→ What is required
All entries should be copied exactly, none left out.

(Collected data)
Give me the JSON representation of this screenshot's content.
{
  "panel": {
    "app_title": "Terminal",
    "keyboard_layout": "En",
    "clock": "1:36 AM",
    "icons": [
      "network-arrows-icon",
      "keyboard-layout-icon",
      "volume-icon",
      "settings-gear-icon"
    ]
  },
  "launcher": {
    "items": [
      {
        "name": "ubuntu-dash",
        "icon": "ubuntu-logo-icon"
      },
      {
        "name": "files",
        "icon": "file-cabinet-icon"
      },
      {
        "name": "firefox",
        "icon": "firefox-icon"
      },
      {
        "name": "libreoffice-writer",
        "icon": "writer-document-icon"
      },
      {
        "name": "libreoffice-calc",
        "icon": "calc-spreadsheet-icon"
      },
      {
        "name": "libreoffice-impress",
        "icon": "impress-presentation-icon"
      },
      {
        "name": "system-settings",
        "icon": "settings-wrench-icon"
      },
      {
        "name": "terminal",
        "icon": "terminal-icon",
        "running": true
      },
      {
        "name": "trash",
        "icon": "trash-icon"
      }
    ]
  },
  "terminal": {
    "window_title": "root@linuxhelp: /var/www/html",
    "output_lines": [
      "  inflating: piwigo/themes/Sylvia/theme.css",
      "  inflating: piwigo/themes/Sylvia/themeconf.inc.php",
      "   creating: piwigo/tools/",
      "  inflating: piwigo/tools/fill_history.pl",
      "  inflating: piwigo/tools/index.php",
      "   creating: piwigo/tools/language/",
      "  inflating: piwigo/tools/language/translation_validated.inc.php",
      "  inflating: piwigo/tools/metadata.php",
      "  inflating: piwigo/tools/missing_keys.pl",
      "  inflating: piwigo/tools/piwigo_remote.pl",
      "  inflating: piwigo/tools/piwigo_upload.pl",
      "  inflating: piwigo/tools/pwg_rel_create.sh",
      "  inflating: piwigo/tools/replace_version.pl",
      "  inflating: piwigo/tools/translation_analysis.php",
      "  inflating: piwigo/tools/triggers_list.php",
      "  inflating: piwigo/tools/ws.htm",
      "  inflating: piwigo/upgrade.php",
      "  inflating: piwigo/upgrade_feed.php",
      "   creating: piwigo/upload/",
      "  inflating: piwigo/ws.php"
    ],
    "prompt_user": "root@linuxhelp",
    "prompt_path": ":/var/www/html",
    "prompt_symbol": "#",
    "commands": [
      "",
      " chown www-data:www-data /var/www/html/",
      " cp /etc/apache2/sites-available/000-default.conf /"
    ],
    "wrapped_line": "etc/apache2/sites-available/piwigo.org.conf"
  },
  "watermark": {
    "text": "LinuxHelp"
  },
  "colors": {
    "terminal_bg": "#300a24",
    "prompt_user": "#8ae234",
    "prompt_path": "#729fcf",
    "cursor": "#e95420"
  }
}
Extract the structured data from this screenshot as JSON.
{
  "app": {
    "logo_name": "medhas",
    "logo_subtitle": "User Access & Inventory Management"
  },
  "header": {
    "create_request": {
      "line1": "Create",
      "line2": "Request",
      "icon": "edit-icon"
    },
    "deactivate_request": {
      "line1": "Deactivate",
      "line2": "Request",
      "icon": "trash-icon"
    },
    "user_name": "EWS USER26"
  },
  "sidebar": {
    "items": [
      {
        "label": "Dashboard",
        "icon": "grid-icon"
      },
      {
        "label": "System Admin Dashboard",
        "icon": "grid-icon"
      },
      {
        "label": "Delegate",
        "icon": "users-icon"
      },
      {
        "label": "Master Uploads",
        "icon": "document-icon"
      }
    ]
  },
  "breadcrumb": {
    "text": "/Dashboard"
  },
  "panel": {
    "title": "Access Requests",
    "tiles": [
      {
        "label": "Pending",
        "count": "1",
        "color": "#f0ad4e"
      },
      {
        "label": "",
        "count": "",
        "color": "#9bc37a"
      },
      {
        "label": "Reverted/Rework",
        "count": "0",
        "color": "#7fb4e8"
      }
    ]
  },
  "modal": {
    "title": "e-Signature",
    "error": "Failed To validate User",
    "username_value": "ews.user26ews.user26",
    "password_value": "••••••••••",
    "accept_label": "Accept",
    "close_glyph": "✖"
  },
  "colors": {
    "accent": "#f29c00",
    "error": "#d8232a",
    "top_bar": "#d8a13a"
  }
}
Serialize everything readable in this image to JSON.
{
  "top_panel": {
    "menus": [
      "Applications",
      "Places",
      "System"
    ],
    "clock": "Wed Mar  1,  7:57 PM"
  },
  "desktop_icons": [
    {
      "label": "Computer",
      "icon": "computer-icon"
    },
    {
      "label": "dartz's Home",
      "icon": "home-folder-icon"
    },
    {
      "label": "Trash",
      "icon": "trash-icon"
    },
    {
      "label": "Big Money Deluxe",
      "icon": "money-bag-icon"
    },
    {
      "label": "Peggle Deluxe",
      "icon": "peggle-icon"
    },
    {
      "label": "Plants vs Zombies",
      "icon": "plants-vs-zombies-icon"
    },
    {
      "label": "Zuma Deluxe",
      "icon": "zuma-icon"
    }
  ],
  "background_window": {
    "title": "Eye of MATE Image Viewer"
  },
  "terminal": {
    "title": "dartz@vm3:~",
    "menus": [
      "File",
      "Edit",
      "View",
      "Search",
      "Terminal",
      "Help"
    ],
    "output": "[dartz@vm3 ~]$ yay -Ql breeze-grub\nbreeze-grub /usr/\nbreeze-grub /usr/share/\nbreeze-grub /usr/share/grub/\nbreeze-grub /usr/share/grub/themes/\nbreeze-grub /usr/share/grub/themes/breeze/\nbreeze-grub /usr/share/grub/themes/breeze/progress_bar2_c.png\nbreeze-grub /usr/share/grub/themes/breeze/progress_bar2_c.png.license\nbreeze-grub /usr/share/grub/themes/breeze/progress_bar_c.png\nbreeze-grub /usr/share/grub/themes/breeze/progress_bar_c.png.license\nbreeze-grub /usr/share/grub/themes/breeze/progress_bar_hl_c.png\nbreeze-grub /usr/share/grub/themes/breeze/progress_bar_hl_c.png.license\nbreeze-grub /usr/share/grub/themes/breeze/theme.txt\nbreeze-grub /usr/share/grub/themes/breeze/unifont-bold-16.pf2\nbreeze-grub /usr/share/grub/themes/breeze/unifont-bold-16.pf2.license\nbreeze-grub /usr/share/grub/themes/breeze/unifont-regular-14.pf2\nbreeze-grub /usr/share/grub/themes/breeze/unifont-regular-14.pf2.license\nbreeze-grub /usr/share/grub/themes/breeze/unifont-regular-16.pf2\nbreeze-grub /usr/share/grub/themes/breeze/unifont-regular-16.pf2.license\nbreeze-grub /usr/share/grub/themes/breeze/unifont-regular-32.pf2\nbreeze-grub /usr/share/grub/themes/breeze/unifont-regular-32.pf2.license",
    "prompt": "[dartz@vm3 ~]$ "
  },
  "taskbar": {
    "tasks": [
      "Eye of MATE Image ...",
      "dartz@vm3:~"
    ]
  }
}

→ Exercise solution
Give me the JSON representation of this screenshot's content.
{
  "panel": {
    "app_title": "Terminal",
    "keyboard_layout": "En",
    "clock": "1:36 AM",
    "icons": [
      "network-arrows-icon",
      "keyboard-layout-icon",
      "volume-icon",
      "settings-gear-icon"
    ]
  },
  "launcher": {
    "items": [
      {
        "name": "ubuntu-dash",
        "icon": "ubuntu-logo-icon"
      },
      {
        "name": "files",
        "icon": "file-cabinet-icon"
      },
      {
        "name": "firefox",
        "icon": "firefox-icon"
      },
      {
        "name": "libreoffice-writer",
        "icon": "writer-document-icon"
      },
      {
        "name": "libreoffice-calc",
        "icon": "calc-spreadsheet-icon"
      },
      {
        "name": "libreoffice-impress",
        "icon": "impress-presentation-icon"
      },
      {
        "name": "system-settings",
        "icon": "settings-wrench-icon"
      },
      {
        "name": "terminal",
        "icon": "terminal-icon",
        "running": true
      },
      {
        "name": "trash",
        "icon": "trash-icon"
      }
    ]
  },
  "terminal": {
    "window_title": "root@linuxhelp: /var/www/html",
    "output_lines": [
      "  inflating: piwigo/themes/Sylvia/theme.css",
      "  inflating: piwigo/themes/Sylvia/themeconf.inc.php",
      "   creating: piwigo/tools/",
      "  inflating: piwigo/tools/fill_history.pl",
      "  inflating: piwigo/tools/index.php",
      "   creating: piwigo/tools/language/",
      "  inflating: piwigo/tools/language/translation_validated.inc.php",
      "  inflating: piwigo/tools/metadata.php",
      "  inflating: piwigo/tools/missing_keys.pl",
      "  inflating: piwigo/tools/piwigo_remote.pl",
      "  inflating: piwigo/tools/piwigo_upload.pl",
      "  inflating: piwigo/tools/pwg_rel_create.sh",
      "  inflating: piwigo/tools/replace_version.pl",
      "  inflating: piwigo/tools/translation_analysis.php",
      "  inflating: piwigo/tools/triggers_list.php",
      "  inflating: piwigo/tools/ws.htm",
      "  inflating: piwigo/upgrade.php",
      "  inflating: piwigo/upgrade_feed.php",
      "   creating: piwigo/upload/",
      "  inflating: piwigo/ws.php"
    ],
    "prompt_user": "root@linuxhelp",
    "prompt_path": ":/var/www/html",
    "prompt_symbol": "#",
    "commands": [
      "",
      " chown www-data:www-data /var/www/html/",
      " cp /etc/apache2/sites-available/000-default.conf /"
    ],
    "wrapped_line": "etc/apache2/sites-available/piwigo.org.conf"
  },
  "watermark": {
    "text": "LinuxHelp"
  },
  "colors": {
    "terminal_bg": "#300a24",
    "prompt_user": "#8ae234",
    "prompt_path": "#729fcf",
    "cursor": "#e95420"
  }
}
Extract the structured data from this screenshot as JSON.
{
  "app": {
    "logo_name": "medhas",
    "logo_subtitle": "User Access & Inventory Management"
  },
  "header": {
    "create_request": {
      "line1": "Create",
      "line2": "Request",
      "icon": "edit-icon"
    },
    "deactivate_request": {
      "line1": "Deactivate",
      "line2": "Request",
      "icon": "trash-icon"
    },
    "user_name": "EWS USER26"
  },
  "sidebar": {
    "items": [
      {
        "label": "Dashboard",
        "icon": "grid-icon"
      },
      {
        "label": "System Admin Dashboard",
        "icon": "grid-icon"
      },
      {
        "label": "Delegate",
        "icon": "users-icon"
      },
      {
        "label": "Master Uploads",
        "icon": "document-icon"
      }
    ]
  },
  "breadcrumb": {
    "text": "/Dashboard"
  },
  "panel": {
    "title": "Access Requests",
    "tiles": [
      {
        "label": "Pending",
        "count": "1",
        "color": "#f0ad4e"
      },
      {
        "label": "",
        "count": "",
        "color": "#9bc37a"
      },
      {
        "label": "Reverted/Rework",
        "count": "0",
        "color": "#7fb4e8"
      }
    ]
  },
  "modal": {
    "title": "e-Signature",
    "error": "Failed To validate User",
    "username_value": "ews.user26ews.user26",
    "password_value": "••••••••••",
    "accept_label": "Accept",
    "close_glyph": "✖"
  },
  "colors": {
    "accent": "#f29c00",
    "error": "#d8232a",
    "top_bar": "#d8a13a"
  }
}
Serialize everything readable in this image to JSON.
{
  "top_panel": {
    "menus": [
      "Applications",
      "Places",
      "System"
    ],
    "clock": "Wed Mar  1,  7:57 PM"
  },
  "desktop_icons": [
    {
      "label": "Computer",
      "icon": "computer-icon"
    },
    {
      "label": "dartz's Home",
      "icon": "home-folder-icon"
    },
    {
      "label": "Trash",
      "icon": "trash-icon"
    },
    {
      "label": "Big Money Deluxe",
      "icon": "money-bag-icon"
    },
    {
      "label": "Peggle Deluxe",
      "icon": "peggle-icon"
    },
    {
      "label": "Plants vs Zombies",
      "icon": "plants-vs-zombies-icon"
    },
    {
      "label": "Zuma Deluxe",
      "icon": "zuma-icon"
    }
  ],
  "background_window": {
    "title": "Eye of MATE Image Viewer"
  },
  "terminal": {
    "title": "dartz@vm3:~",
    "menus": [
      "File",
      "Edit",
      "View",
      "Search",
      "Terminal",
      "Help"
    ],
    "output": "[dartz@vm3 ~]$ yay -Ql breeze-grub\nbreeze-grub /usr/\nbreeze-grub /usr/share/\nbreeze-grub /usr/share/grub/\nbreeze-grub /usr/share/grub/themes/\nbreeze-grub /usr/share/grub/themes/breeze/\nbreeze-grub /usr/share/grub/themes/breeze/progress_bar2_c.png\nbreeze-grub /usr/share/grub/themes/breeze/progress_bar2_c.png.license\nbreeze-grub /usr/share/grub/themes/breeze/progress_bar_c.png\nbreeze-grub /usr/share/grub/themes/breeze/progress_bar_c.png.license\nbreeze-grub /usr/share/grub/themes/breeze/progress_bar_hl_c.png\nbreeze-grub /usr/share/grub/themes/breeze/progress_bar_hl_c.png.license\nbreeze-grub /usr/share/grub/themes/breeze/theme.txt\nbreeze-grub /usr/share/grub/themes/breeze/unifont-bold-16.pf2\nbreeze-grub /usr/share/grub/themes/breeze/unifont-bold-16.pf2.license\nbreeze-grub /usr/share/grub/themes/breeze/unifont-regular-14.pf2\nbreeze-grub /usr/share/grub/themes/breeze/unifont-regular-14.pf2.license\nbreeze-grub /usr/share/grub/themes/breeze/unifont-regular-16.pf2\nbreeze-grub /usr/share/grub/themes/breeze/unifont-regular-16.pf2.license\nbreeze-grub /usr/share/grub/themes/breeze/unifont-regular-32.pf2\nbreeze-grub /usr/share/grub/themes/breeze/unifont-regular-32.pf2.license",
    "prompt": "[dartz@vm3 ~]$ "
  },
  "taskbar": {
    "tasks": [
      "Eye of MATE Image ...",
      "dartz@vm3:~"
    ]
  }
}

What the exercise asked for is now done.